» RECORDS SUPPLIED

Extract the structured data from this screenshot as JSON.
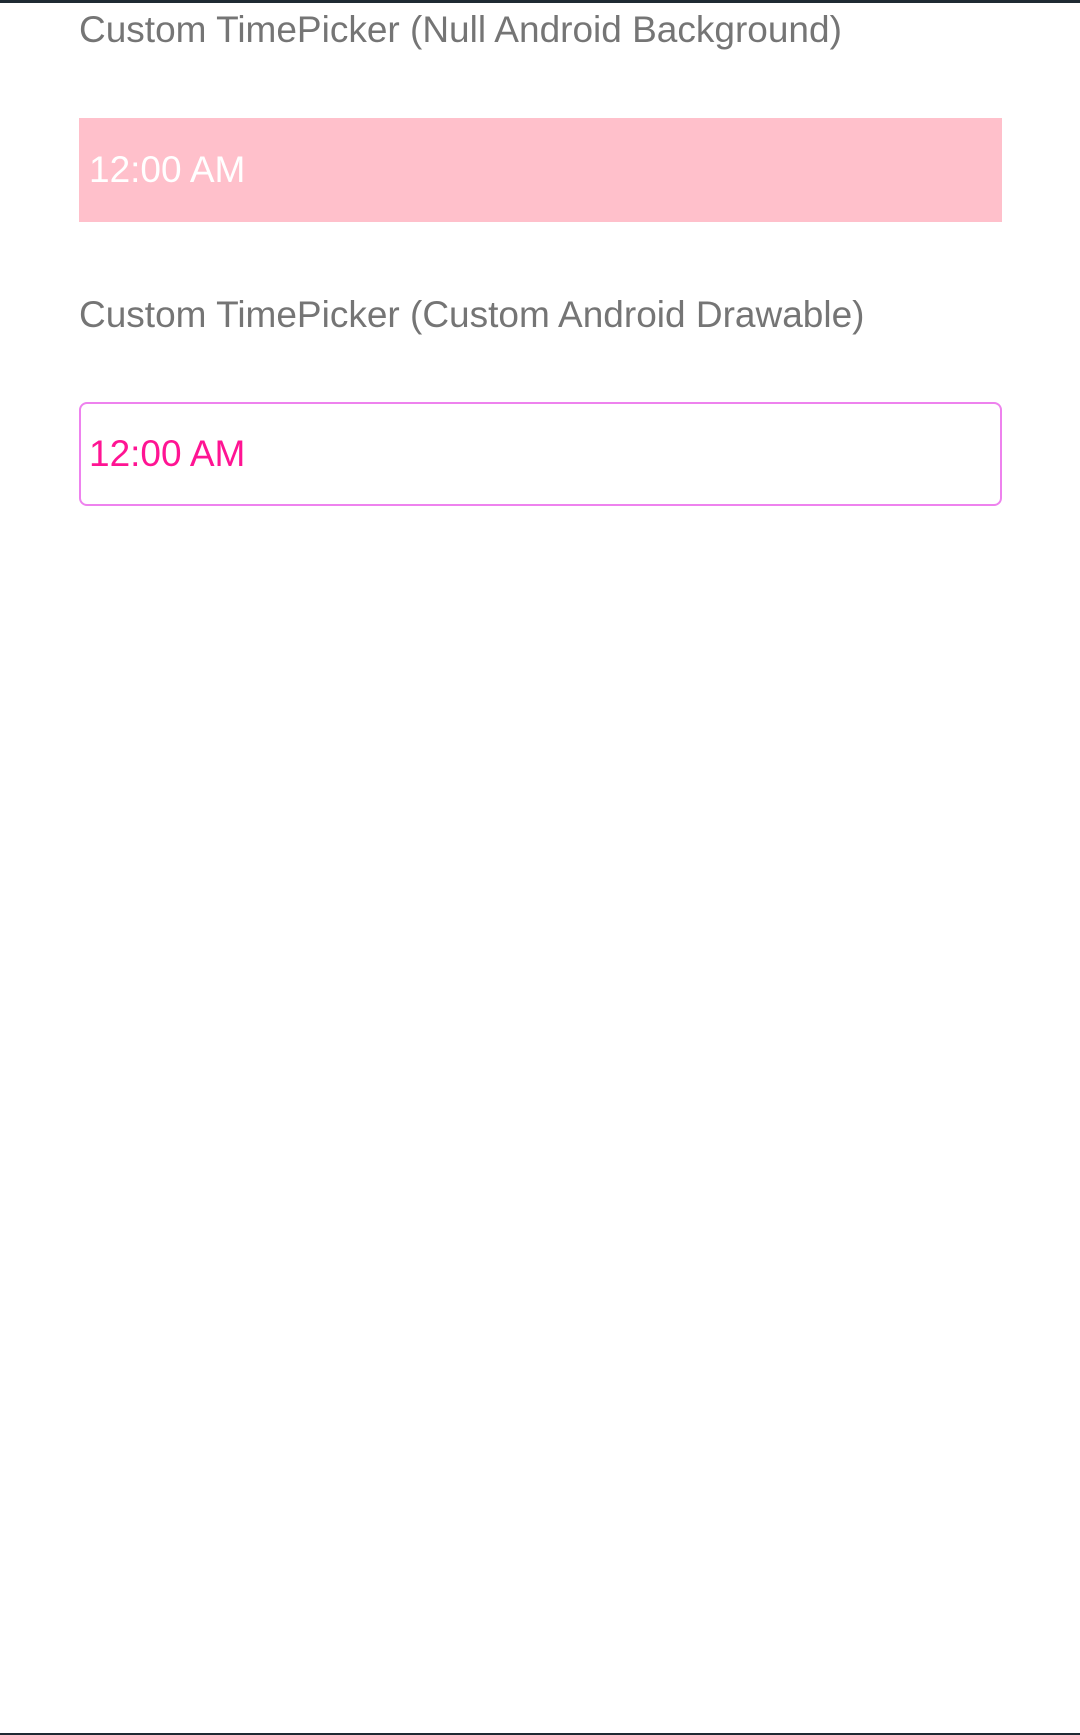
{
  "colors": {
    "label_text": "#757575",
    "null_picker_background": "#ffc0cb",
    "null_picker_text": "#ffffff",
    "drawable_picker_border": "#ee82ee",
    "drawable_picker_text": "#ff1493"
  },
  "sections": [
    {
      "label": "Custom TimePicker (Null Android Background)",
      "time_value": "12:00 AM"
    },
    {
      "label": "Custom TimePicker (Custom Android Drawable)",
      "time_value": "12:00 AM"
    }
  ]
}
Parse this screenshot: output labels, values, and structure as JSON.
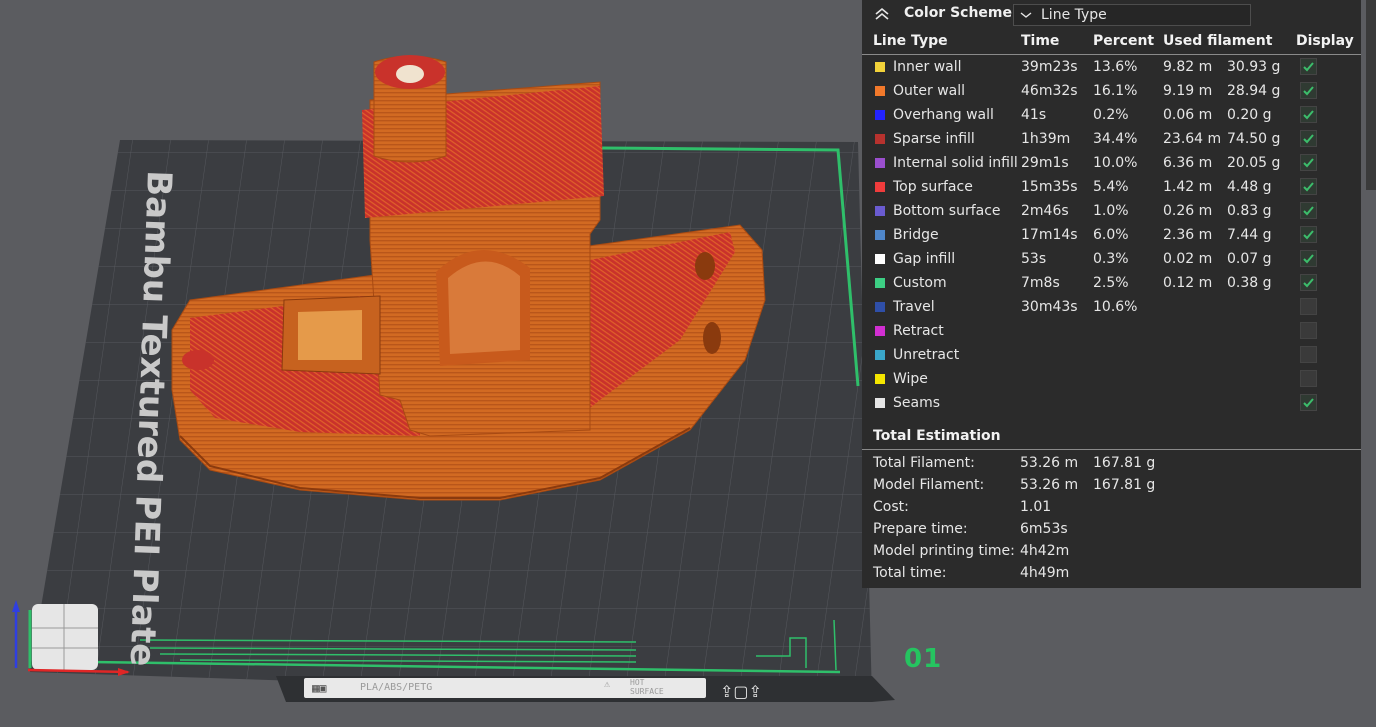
{
  "viewport": {
    "bed_label": "Bambu Textured PEI Plate",
    "plate_number": "01",
    "plate_strip": {
      "materials": "PLA/ABS/PETG",
      "hot_surface_line1": "HOT",
      "hot_surface_line2": "SURFACE"
    },
    "colors": {
      "background": "#5b5c60",
      "bed": "#3b3d41",
      "model_orange": "#d9691f",
      "model_red": "#c8302a",
      "border_green": "#2fbf6a"
    }
  },
  "panel": {
    "color_scheme_label": "Color Scheme",
    "color_scheme_value": "Line Type",
    "columns": {
      "line_type": "Line Type",
      "time": "Time",
      "percent": "Percent",
      "used_filament": "Used filament",
      "display": "Display"
    },
    "rows": [
      {
        "name": "Inner wall",
        "color": "#f2d23a",
        "time": "39m23s",
        "percent": "13.6%",
        "length": "9.82 m",
        "weight": "30.93 g",
        "checked": true
      },
      {
        "name": "Outer wall",
        "color": "#f2792b",
        "time": "46m32s",
        "percent": "16.1%",
        "length": "9.19 m",
        "weight": "28.94 g",
        "checked": true
      },
      {
        "name": "Overhang wall",
        "color": "#2323ff",
        "time": "41s",
        "percent": "0.2%",
        "length": "0.06 m",
        "weight": "0.20 g",
        "checked": true
      },
      {
        "name": "Sparse infill",
        "color": "#b7322e",
        "time": "1h39m",
        "percent": "34.4%",
        "length": "23.64 m",
        "weight": "74.50 g",
        "checked": true
      },
      {
        "name": "Internal solid infill",
        "color": "#9b4fce",
        "time": "29m1s",
        "percent": "10.0%",
        "length": "6.36 m",
        "weight": "20.05 g",
        "checked": true
      },
      {
        "name": "Top surface",
        "color": "#f03c3c",
        "time": "15m35s",
        "percent": "5.4%",
        "length": "1.42 m",
        "weight": "4.48 g",
        "checked": true
      },
      {
        "name": "Bottom surface",
        "color": "#6a5bd0",
        "time": "2m46s",
        "percent": "1.0%",
        "length": "0.26 m",
        "weight": "0.83 g",
        "checked": true
      },
      {
        "name": "Bridge",
        "color": "#4f86c9",
        "time": "17m14s",
        "percent": "6.0%",
        "length": "2.36 m",
        "weight": "7.44 g",
        "checked": true
      },
      {
        "name": "Gap infill",
        "color": "#ffffff",
        "time": "53s",
        "percent": "0.3%",
        "length": "0.02 m",
        "weight": "0.07 g",
        "checked": true
      },
      {
        "name": "Custom",
        "color": "#3dcf84",
        "time": "7m8s",
        "percent": "2.5%",
        "length": "0.12 m",
        "weight": "0.38 g",
        "checked": true
      },
      {
        "name": "Travel",
        "color": "#2f4fa8",
        "time": "30m43s",
        "percent": "10.6%",
        "length": "",
        "weight": "",
        "checked": false
      },
      {
        "name": "Retract",
        "color": "#d22fd2",
        "time": "",
        "percent": "",
        "length": "",
        "weight": "",
        "checked": false
      },
      {
        "name": "Unretract",
        "color": "#3aa6c9",
        "time": "",
        "percent": "",
        "length": "",
        "weight": "",
        "checked": false
      },
      {
        "name": "Wipe",
        "color": "#f5e600",
        "time": "",
        "percent": "",
        "length": "",
        "weight": "",
        "checked": false
      },
      {
        "name": "Seams",
        "color": "#e6e6e6",
        "time": "",
        "percent": "",
        "length": "",
        "weight": "",
        "checked": true
      }
    ],
    "total_estimation": {
      "title": "Total Estimation",
      "lines": [
        {
          "label": "Total Filament:",
          "value1": "53.26 m",
          "value2": "167.81 g"
        },
        {
          "label": "Model Filament:",
          "value1": "53.26 m",
          "value2": "167.81 g"
        },
        {
          "label": "Cost:",
          "value1": "1.01",
          "value2": ""
        },
        {
          "label": "Prepare time:",
          "value1": "6m53s",
          "value2": ""
        },
        {
          "label": "Model printing time:",
          "value1": "4h42m",
          "value2": ""
        },
        {
          "label": "Total time:",
          "value1": "4h49m",
          "value2": ""
        }
      ]
    }
  }
}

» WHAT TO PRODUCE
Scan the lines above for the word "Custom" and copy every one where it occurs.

» ANSWER SECTION
      "label": "Custom TimePicker (Null Android Background)",
      "label": "Custom TimePicker (Custom Android Drawable)",
        "name": "Custom",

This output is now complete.